In a lurid, lumpy and lugubrious mess called The Adderall Diaries, misguided first-time director Pamela Romanowsky cleaves a pointless film out of a foggy memoir by writer Stephen Elliott (About Cherry) about a murder case he pursued with no resolution. Mr. Elliott’s story is not helped by James Franco, who plays him with his usual smug catatonia. He makes more movies that nobody wants to see than Ethan Hawke with the same dubious results. Don’t rush to see this one. It will be on VOD in just a few minutes.
THE ADDERALL DIARIES ★
Written and directed by: Pamela Romanowsky
As depicted, Mr. Elliott comes across as a lazy, irresponsible, motorcycle-riding dope addict with a bit of luck and a crackerjack agent (a wasted Cynthia Nixon). After publishing an autobiographical hatchet job about how his father’s abuse and neglect turned him into a junkie and a criminal, he suddenly gets a taste of celebrity with two book deals and a teaching gig at Columbia. Instead of doing the work, he becomes an “expert in the fields of masturbation, cheap vodka and bad decisions.” Instead of meeting deadlines, he gets hooked on television news reports about a software tycoon named Hans Reiser (Christian Slater), accused of the unsolved murder and disappearance of his wife and children.
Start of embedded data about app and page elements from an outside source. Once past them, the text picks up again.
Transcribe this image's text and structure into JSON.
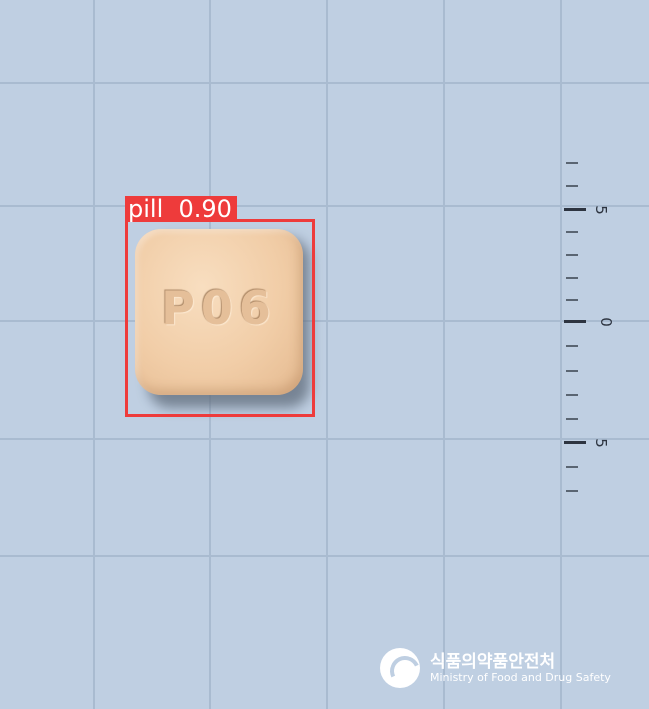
{
  "detection": {
    "label": "pill",
    "confidence": "0.90",
    "label_text": "pill  0.90",
    "box_color": "#ee3b3b"
  },
  "pill": {
    "imprint": "P06",
    "color": "#f1cda7",
    "shape": "rounded-square"
  },
  "scale": {
    "labels": [
      "5",
      "0",
      "5"
    ]
  },
  "watermark": {
    "org_korean": "식품의약품안전처",
    "org_english": "Ministry of Food and Drug Safety",
    "icon": "mfds-logo-icon"
  },
  "colors": {
    "background": "#bfcfe2",
    "grid": "#a9bbd0"
  }
}
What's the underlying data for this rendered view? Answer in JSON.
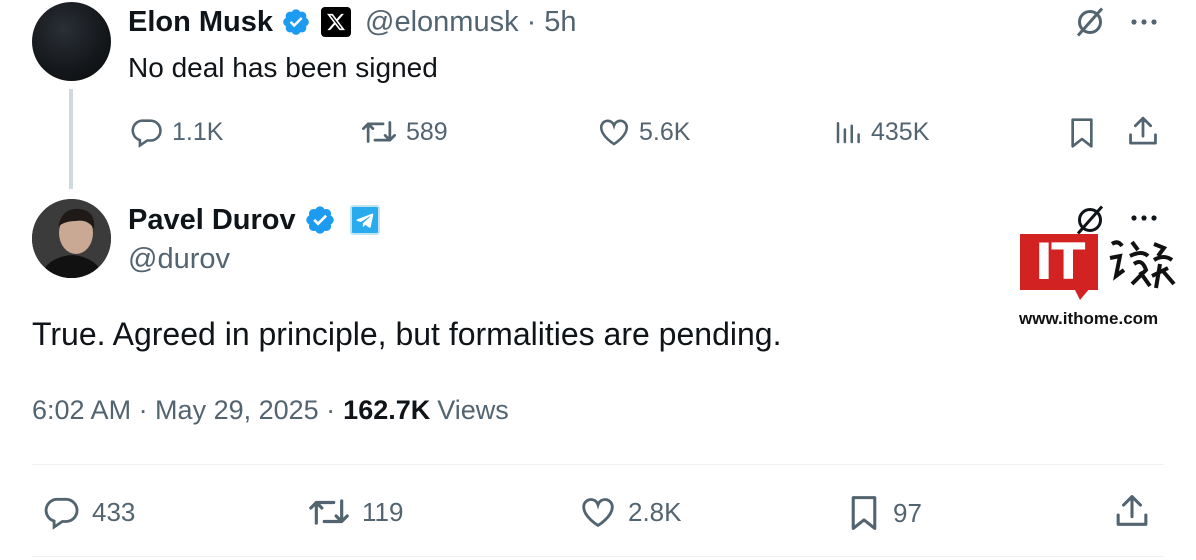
{
  "tweet1": {
    "name": "Elon Musk",
    "handle": "@elonmusk",
    "separator": "·",
    "time": "5h",
    "text": "No deal has been signed",
    "affiliate_badge": "x-logo-icon",
    "actions": {
      "replies": "1.1K",
      "reposts": "589",
      "likes": "5.6K",
      "views": "435K"
    }
  },
  "tweet2": {
    "name": "Pavel Durov",
    "handle": "@durov",
    "affiliate_badge": "telegram-icon",
    "text": "True. Agreed in principle, but formalities are pending.",
    "timestamp": "6:02 AM · May 29, 2025 ·",
    "views_count": "162.7K",
    "views_label": "Views",
    "actions": {
      "replies": "433",
      "reposts": "119",
      "likes": "2.8K",
      "bookmarks": "97"
    }
  },
  "watermark": {
    "logo_text": "IT",
    "domain": "www.ithome.com"
  },
  "colors": {
    "verified": "#1d9bf0",
    "text": "#0f1419",
    "muted": "#536471",
    "telegram": "#2aabee",
    "ithome_red": "#d22222"
  }
}
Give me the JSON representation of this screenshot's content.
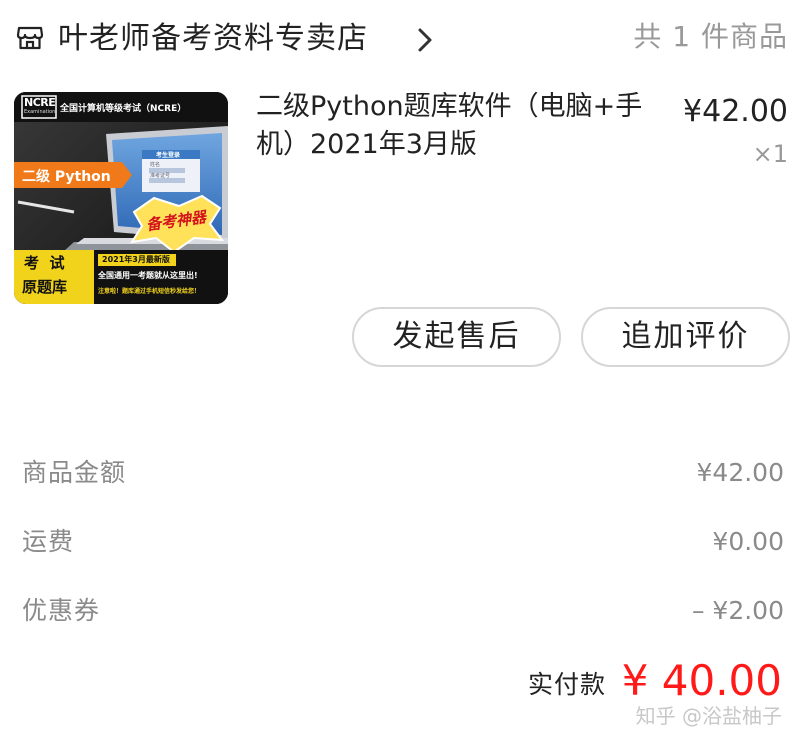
{
  "shop": {
    "name": "叶老师备考资料专卖店",
    "item_count": "共 1 件商品"
  },
  "product": {
    "title": "二级Python题库软件（电脑+手机）2021年3月版",
    "price": "¥42.00",
    "quantity": "×1",
    "thumbnail": {
      "logo": "NCRE",
      "logo_sub": "Examination",
      "header": "全国计算机等级考试（NCRE）",
      "level_label": "二级 Python",
      "screen_title": "考生登录",
      "screen_field1": "姓名",
      "screen_field2": "准考证号",
      "stamp": "备考神器",
      "left_block_line1": "考  试",
      "left_block_line2": "原题库",
      "edition": "2021年3月最新版",
      "tagline": "全国通用一考题就从这里出!",
      "notice": "注意啦！题库通过手机短信秒发给您！"
    }
  },
  "actions": {
    "after_sale": "发起售后",
    "review": "追加评价"
  },
  "summary": {
    "goods_amount_label": "商品金额",
    "goods_amount_value": "¥42.00",
    "shipping_label": "运费",
    "shipping_value": "¥0.00",
    "coupon_label": "优惠券",
    "coupon_value": "– ¥2.00",
    "paid_label": "实付款",
    "paid_value": "¥ 40.00"
  },
  "watermark": "知乎 @浴盐柚子",
  "colors": {
    "accent_red": "#ff1a1a",
    "muted_text": "#8a8a8a",
    "thumb_yellow": "#ffd21a",
    "thumb_orange": "#f07a1a"
  }
}
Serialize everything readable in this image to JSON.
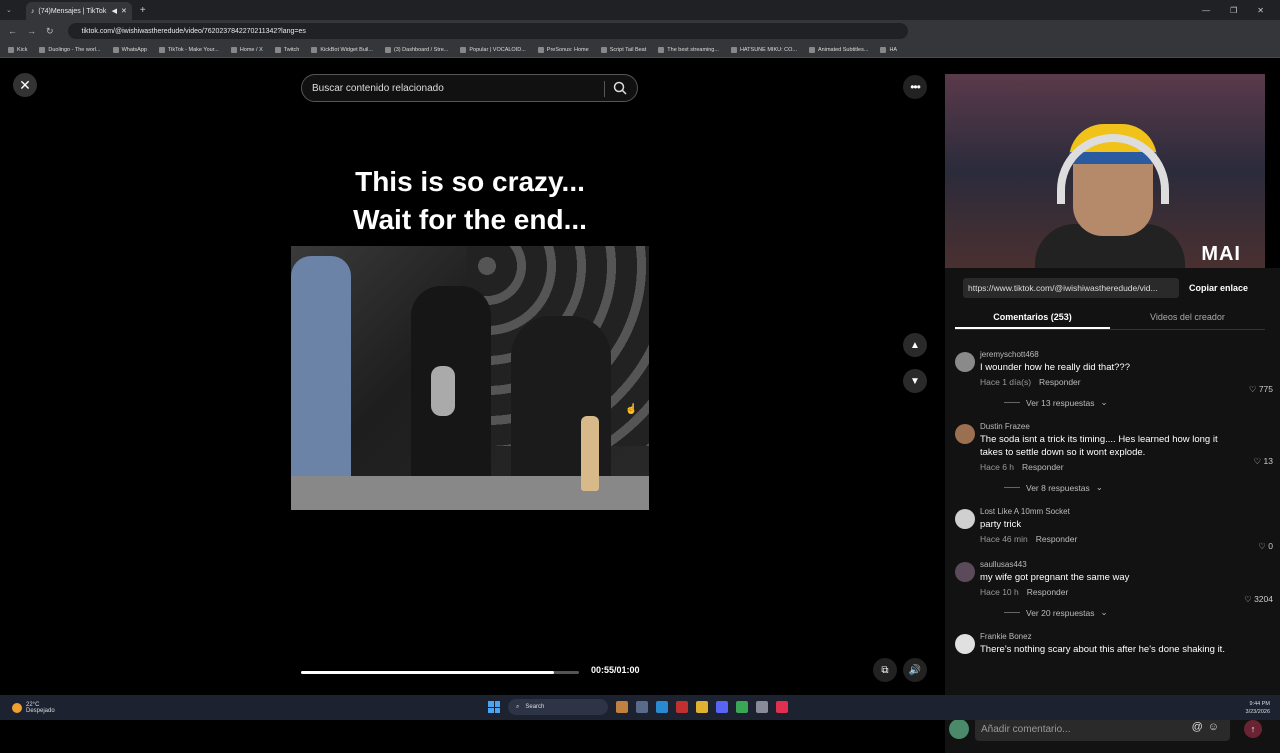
{
  "browser": {
    "tab_title": "(74)Mensajes | TikTok",
    "url": "tiktok.com/@iwishiwastheredude/video/7620237842270211342?lang=es",
    "bookmarks": [
      "Kick",
      "Duolingo - The worl...",
      "WhatsApp",
      "TikTok - Make Your...",
      "Home / X",
      "Twitch",
      "KickBot Widget Buil...",
      "(3) Dashboard / Stre...",
      "Popular | VOCALOID...",
      "PreSonus: Home",
      "Script Tail Beat",
      "The best streaming...",
      "HATSUNE MIKU: CO...",
      "Animated Subtitles...",
      "HA"
    ]
  },
  "video": {
    "search_placeholder": "Buscar contenido relacionado",
    "caption_line1": "This is so crazy...",
    "caption_line2": "Wait for the end...",
    "time": "00:55/01:00",
    "progress": 0.91
  },
  "webcam": {
    "logo": "MAI"
  },
  "panel": {
    "link": "https://www.tiktok.com/@iwishiwastheredude/vid...",
    "copy_label": "Copiar enlace",
    "tab_comments": "Comentarios (253)",
    "tab_creator": "Videos del creador",
    "comments": [
      {
        "user": "jeremyschott468",
        "text": "I wounder how he really did that???",
        "time": "Hace 1 día(s)",
        "reply": "Responder",
        "likes": "775",
        "replies": "Ver 13 respuestas"
      },
      {
        "user": "Dustin Frazee",
        "text": "The soda isnt a trick its timing.... Hes learned how long it takes to settle down so it wont explode.",
        "time": "Hace 6 h",
        "reply": "Responder",
        "likes": "13",
        "replies": "Ver 8 respuestas"
      },
      {
        "user": "Lost Like A 10mm Socket",
        "text": "party trick",
        "time": "Hace 46 min",
        "reply": "Responder",
        "likes": "0",
        "replies": ""
      },
      {
        "user": "saullusas443",
        "text": "my wife got pregnant the same way",
        "time": "Hace 10 h",
        "reply": "Responder",
        "likes": "3204",
        "replies": "Ver 20 respuestas"
      },
      {
        "user": "Frankie Bonez",
        "text": "There's nothing scary about this after he's done shaking it.",
        "time": "",
        "reply": "",
        "likes": "",
        "replies": ""
      }
    ],
    "composer_placeholder": "Añadir comentario..."
  },
  "taskbar": {
    "temp": "22°C",
    "weather": "Despejado",
    "search": "Search",
    "time": "9:44 PM",
    "date": "3/23/2026"
  }
}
With no weapon, no bodies and no evidence, he goes to trial anyway, and Elliott smells a bestseller. He visits the man in jail, proposes a book telling his side of the story and gets turned down flat.
Stricken with writer’s block and a growing dependency on an amphetamine called Adderall, he sinks into an abyss of drugs and body odor, much to his agent’s fear and dismay. Columbia wants to buy him out of his teaching contract. Random House is canceling his book deal. Lawsuits are threatened from every side. But all he has time for—or interest in—is snorting cocaine and popping pills, aided by a sexy reporter covering the murder trial for The New York Times (Amber Heard) who gleefully joins him in bed to experiment with asphyxiation, cigarette burn and assorted acts of self-mutilation. I don’t know how much of this unconvincing saga is true, but I’m sure Times editors will be fascinated to learn their reporters assigned to cover murder cases have so much free time on their hands to do everything except research and write the story.
Anyway, multiple subplots emerge as Elliott finds parallels between the trial of a man accused of killing children and his personal childhood nightmares of parental abuse by his own cruel and distant father (Ed Harris). Then his missing father shows up with a story of his own to tell, and fact battles fiction as the film grows more confusing. James Franco is such a zombie that his passionless performance robs an otherwise complex character of any hope for viewer involvement, while the perplexity moves toward an unsatisfactory climax with the pace of a tuneless hum. It’s yet another annoying example of style (dark rooms, close-ups of agonized expressions meant to depict writer’s block, slick sex montages) over substance (fitting an old crime into a new one). None of the elements add up to a cohesive whole, and when Franco compares his predicament to Truman Capote and Norman Mailer, who rose from the ashes of writer’s block to create masterpieces, you have to suppress the urge to laugh. Questions of fathers and sons, how to tell the truth and the way each man chooses to write his own story for posterity are scuttled in a surfeit of bathos. The ideas dim in a sombrous fog of amphetamine-induced vagueness, and so does the movie.